inlaid with jewels,

scented with musk, saffron and sandalwood,

a sheer delight to behold

seeing this, I might go astray and forget You

and Your Name would not enter into my mind.”

Located in the middle of Indus River, between Rohri and Sukkur, is the sacred island of Sadho Bela known for its complex of nine temples. Founded by Baba Bankhandi, an Uddasi missionary who came from Nepal to settle in Sukkur in 1823, Sadho Bela is a central pilgrimage site for Udasis in Sindh and India. Udasis are the followers of Udasipanth, a religious sect in Sikhism, founded by Sri Chand, the son of Guru Nanik. They are the ascetics who dissociate themselves from the worldly affairs to pray to God. Before the partition, the complex remained a big attraction for people in search of spiritual enlightenment, with the availability of accommodation and food facilitating their stay. Its cells would be filled with monks, ascetics writing, praying. However, with the partition of the sub-continent, many of Sikhs and Hindus had to migrate to India including the Gaddi Nashin, custodian of the complex. As a result, the deserted Island is slowly losing its centuries long charm, reverence, divinity. Pilgrims from India could not attend this year’s annual festival at Sadhu Bela. They were not granted visas due to the escalation of hostilities between India and Pakistan.

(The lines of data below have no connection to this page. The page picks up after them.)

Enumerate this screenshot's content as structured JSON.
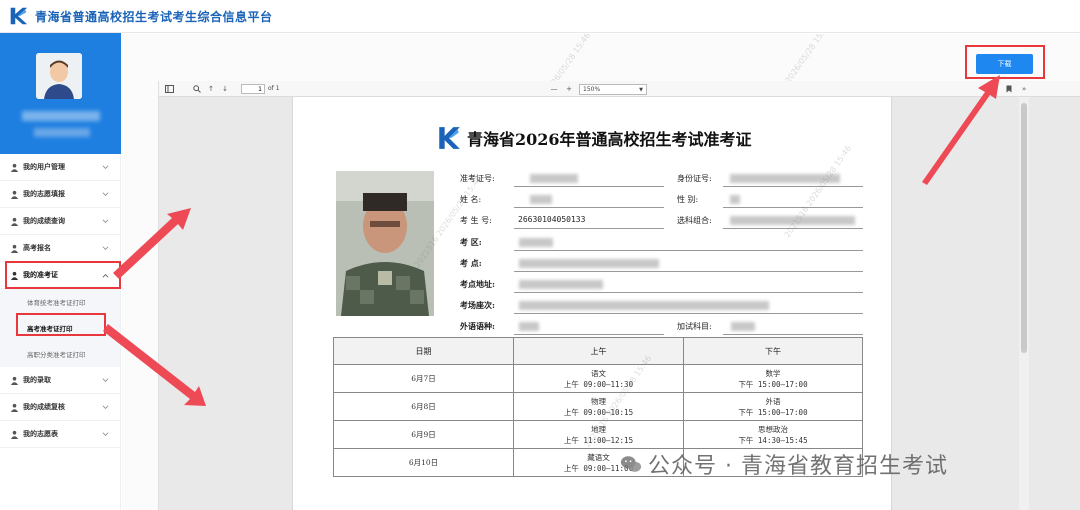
{
  "header": {
    "title": "青海省普通高校招生考试考生综合信息平台"
  },
  "sidebar": {
    "items": [
      {
        "label": "我的用户管理"
      },
      {
        "label": "我的志愿填报"
      },
      {
        "label": "我的成绩查询"
      },
      {
        "label": "高考报名"
      },
      {
        "label": "我的准考证"
      },
      {
        "label": "我的录取"
      },
      {
        "label": "我的成绩复核"
      },
      {
        "label": "我的志愿表"
      }
    ],
    "submenu": [
      {
        "label": "体育统考准考证打印"
      },
      {
        "label": "高考准考证打印"
      },
      {
        "label": "高职分类准考证打印"
      }
    ]
  },
  "toolbar": {
    "download_label": "下载"
  },
  "pdf": {
    "page_current": "1",
    "page_total": "of 1",
    "zoom": "150%",
    "icons": [
      "sidebar-toggle-icon",
      "search-icon",
      "arrow-up-icon",
      "arrow-down-icon",
      "zoom-out-icon",
      "zoom-in-icon",
      "print-icon",
      "bookmark-icon",
      "double-chevron-right-icon"
    ]
  },
  "certificate": {
    "title": "青海省2026年普通高校招生考试准考证",
    "labels": {
      "admission_no": "准考证号:",
      "id_no": "身份证号:",
      "name": "姓 名:",
      "gender": "性 别:",
      "exam_no": "考 生 号:",
      "subject_combo": "选科组合:",
      "district": "考 区:",
      "site": "考 点:",
      "site_address": "考点地址:",
      "room_seat": "考场座次:",
      "foreign_language": "外语语种:",
      "extra_subject": "加试科目:"
    },
    "exam_no_value": "26630104050133",
    "schedule": {
      "headers": [
        "日期",
        "上午",
        "下午"
      ],
      "rows": [
        {
          "date": "6月7日",
          "am_subject": "语文",
          "am_time": "上午 09:00—11:30",
          "pm_subject": "数学",
          "pm_time": "下午 15:00—17:00"
        },
        {
          "date": "6月8日",
          "am_subject": "物理",
          "am_time": "上午 09:00—10:15",
          "pm_subject": "外语",
          "pm_time": "下午 15:00—17:00"
        },
        {
          "date": "6月9日",
          "am_subject": "地理",
          "am_time": "上午 11:00—12:15",
          "pm_subject": "思想政治",
          "pm_time": "下午 14:30—15:45"
        },
        {
          "date": "6月10日",
          "am_subject": "藏语文",
          "am_time": "上午 09:00—11:00",
          "pm_subject": "",
          "pm_time": ""
        }
      ]
    }
  },
  "watermark": {
    "line1": "2021516",
    "line2": "2026/05/28 15:46"
  },
  "overlay": {
    "wechat_text": "公众号 · 青海省教育招生考试"
  },
  "colors": {
    "brand": "#1e7fe0",
    "highlight": "#e8383d",
    "button": "#1e88f0"
  }
}
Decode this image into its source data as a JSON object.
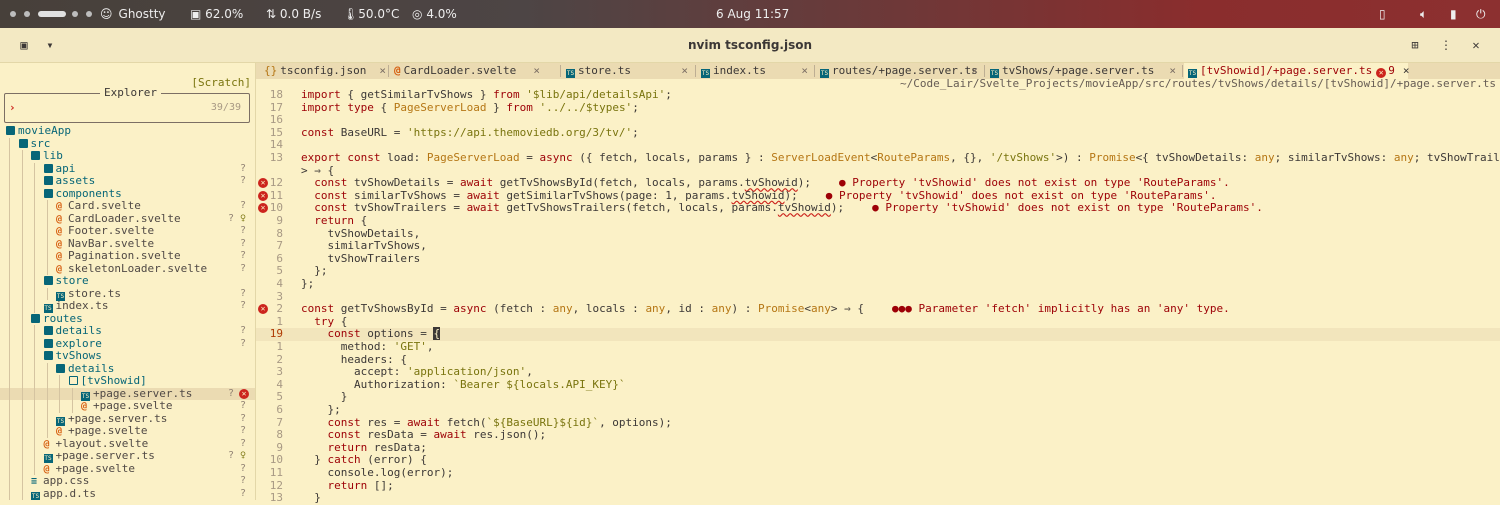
{
  "sysbar": {
    "app": "Ghostty",
    "cpu": "62.0%",
    "net": "0.0 B/s",
    "temp": "50.0°C",
    "misc": "4.0%",
    "clock": "6 Aug  11:57"
  },
  "window": {
    "title": "nvim tsconfig.json"
  },
  "sidebar": {
    "scratch": "[Scratch]",
    "explorer_title": "Explorer",
    "prompt": "›",
    "count": "39/39",
    "tree": [
      {
        "label": "movieApp",
        "kind": "folder",
        "depth": 0,
        "status": ""
      },
      {
        "label": "src",
        "kind": "folder",
        "depth": 1,
        "status": ""
      },
      {
        "label": "lib",
        "kind": "folder",
        "depth": 2,
        "status": ""
      },
      {
        "label": "api",
        "kind": "folder",
        "depth": 3,
        "status": "?"
      },
      {
        "label": "assets",
        "kind": "folder",
        "depth": 3,
        "status": "?"
      },
      {
        "label": "components",
        "kind": "folder",
        "depth": 3,
        "status": ""
      },
      {
        "label": "Card.svelte",
        "kind": "svelte",
        "depth": 4,
        "status": "?"
      },
      {
        "label": "CardLoader.svelte",
        "kind": "svelte",
        "depth": 4,
        "status": "?",
        "extra": "♀"
      },
      {
        "label": "Footer.svelte",
        "kind": "svelte",
        "depth": 4,
        "status": "?"
      },
      {
        "label": "NavBar.svelte",
        "kind": "svelte",
        "depth": 4,
        "status": "?"
      },
      {
        "label": "Pagination.svelte",
        "kind": "svelte",
        "depth": 4,
        "status": "?"
      },
      {
        "label": "skeletonLoader.svelte",
        "kind": "svelte",
        "depth": 4,
        "status": "?"
      },
      {
        "label": "store",
        "kind": "folder",
        "depth": 3,
        "status": ""
      },
      {
        "label": "store.ts",
        "kind": "ts",
        "depth": 4,
        "status": "?"
      },
      {
        "label": "index.ts",
        "kind": "ts",
        "depth": 3,
        "status": "?"
      },
      {
        "label": "routes",
        "kind": "folder",
        "depth": 2,
        "status": ""
      },
      {
        "label": "details",
        "kind": "folder",
        "depth": 3,
        "status": "?"
      },
      {
        "label": "explore",
        "kind": "folder",
        "depth": 3,
        "status": "?"
      },
      {
        "label": "tvShows",
        "kind": "folder",
        "depth": 3,
        "status": ""
      },
      {
        "label": "details",
        "kind": "folder",
        "depth": 4,
        "status": ""
      },
      {
        "label": "[tvShowid]",
        "kind": "openfolder",
        "depth": 5,
        "status": ""
      },
      {
        "label": "+page.server.ts",
        "kind": "ts",
        "depth": 6,
        "status": "?",
        "error": "✕",
        "selected": true
      },
      {
        "label": "+page.svelte",
        "kind": "svelte",
        "depth": 6,
        "status": "?"
      },
      {
        "label": "+page.server.ts",
        "kind": "ts",
        "depth": 4,
        "status": "?"
      },
      {
        "label": "+page.svelte",
        "kind": "svelte",
        "depth": 4,
        "status": "?"
      },
      {
        "label": "+layout.svelte",
        "kind": "svelte",
        "depth": 3,
        "status": "?"
      },
      {
        "label": "+page.server.ts",
        "kind": "ts",
        "depth": 3,
        "status": "?",
        "extra": "♀"
      },
      {
        "label": "+page.svelte",
        "kind": "svelte",
        "depth": 3,
        "status": "?"
      },
      {
        "label": "app.css",
        "kind": "css",
        "depth": 2,
        "status": "?"
      },
      {
        "label": "app.d.ts",
        "kind": "ts",
        "depth": 2,
        "status": "?"
      }
    ]
  },
  "tabs": [
    {
      "icon": "{}",
      "label": "tsconfig.json",
      "close": "×"
    },
    {
      "icon": "@",
      "label": "CardLoader.svelte",
      "close": "×"
    },
    {
      "icon": "ts",
      "label": "store.ts",
      "close": "×"
    },
    {
      "icon": "ts",
      "label": "index.ts",
      "close": "×"
    },
    {
      "icon": "ts",
      "label": "routes/+page.server.ts",
      "close": "×"
    },
    {
      "icon": "ts",
      "label": "tvShows/+page.server.ts",
      "close": "×"
    },
    {
      "icon": "ts",
      "label": "[tvShowid]/+page.server.ts",
      "close": "×",
      "errors": "9",
      "active": true
    }
  ],
  "path": "~/Code_Lair/Svelte_Projects/movieApp/src/routes/tvShows/details/[tvShowid]/+page.server.ts",
  "editor": {
    "lines": [
      {
        "n": "18",
        "code": "import { getSimilarTvShows } from '$lib/api/detailsApi';"
      },
      {
        "n": "17",
        "code": "import type { PageServerLoad } from '../../$types';"
      },
      {
        "n": "16",
        "code": ""
      },
      {
        "n": "15",
        "code": "const BaseURL = 'https://api.themoviedb.org/3/tv/';"
      },
      {
        "n": "14",
        "code": ""
      },
      {
        "n": "13",
        "code": "export const load: PageServerLoad = async ({ fetch, locals, params } : ServerLoadEvent<RouteParams, {}, '/tvShows'>) : Promise<{ tvShowDetails: any; similarTvShows: any; tvShowTrailers: any }"
      },
      {
        "n": "",
        "code": "> ⇒ {"
      },
      {
        "n": "12",
        "err": true,
        "code": "  const tvShowDetails = await getTvShowsById(fetch, locals, params.tvShowid);",
        "diag": "● Property 'tvShowid' does not exist on type 'RouteParams'."
      },
      {
        "n": "11",
        "err": true,
        "code": "  const similarTvShows = await getSimilarTvShows(page: 1, params.tvShowid);",
        "diag": "● Property 'tvShowid' does not exist on type 'RouteParams'."
      },
      {
        "n": "10",
        "err": true,
        "code": "  const tvShowTrailers = await getTvShowsTrailers(fetch, locals, params.tvShowid);",
        "diag": "● Property 'tvShowid' does not exist on type 'RouteParams'."
      },
      {
        "n": "9",
        "code": "  return {"
      },
      {
        "n": "8",
        "code": "    tvShowDetails,"
      },
      {
        "n": "7",
        "code": "    similarTvShows,"
      },
      {
        "n": "6",
        "code": "    tvShowTrailers"
      },
      {
        "n": "5",
        "code": "  };"
      },
      {
        "n": "4",
        "code": "};"
      },
      {
        "n": "3",
        "code": ""
      },
      {
        "n": "2",
        "err": true,
        "code": "const getTvShowsById = async (fetch : any, locals : any, id : any) : Promise<any> ⇒ {",
        "diag": "●●● Parameter 'fetch' implicitly has an 'any' type."
      },
      {
        "n": "1",
        "code": "  try {"
      },
      {
        "n": "19",
        "cur": true,
        "code": "    const options = {"
      },
      {
        "n": "1",
        "code": "      method: 'GET',"
      },
      {
        "n": "2",
        "code": "      headers: {"
      },
      {
        "n": "3",
        "code": "        accept: 'application/json',"
      },
      {
        "n": "4",
        "code": "        Authorization: `Bearer ${locals.API_KEY}`"
      },
      {
        "n": "5",
        "code": "      }"
      },
      {
        "n": "6",
        "code": "    };"
      },
      {
        "n": "7",
        "code": "    const res = await fetch(`${BaseURL}${id}`, options);"
      },
      {
        "n": "8",
        "code": "    const resData = await res.json();"
      },
      {
        "n": "9",
        "code": "    return resData;"
      },
      {
        "n": "10",
        "code": "  } catch (error) {"
      },
      {
        "n": "11",
        "code": "    console.log(error);"
      },
      {
        "n": "12",
        "code": "    return [];"
      },
      {
        "n": "13",
        "code": "  }"
      }
    ]
  },
  "colors": {
    "accent": "#9d0006",
    "bg": "#fbf1c7",
    "folder": "#076678",
    "svelte": "#d65d0e"
  }
}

The decline of Sadho Bela is reflective of the decline of multiple sacred places, Tilla Jogian, Katas Raj to name few, whose land got shifted from a syncretic subcontinent to an Islamic Pakistan over night as a result of the partition. This decline/shift means we are slowly moving towards a devastating end; Muslim Pakistan, Hindu India. How can we tackle it? Should we tackle it?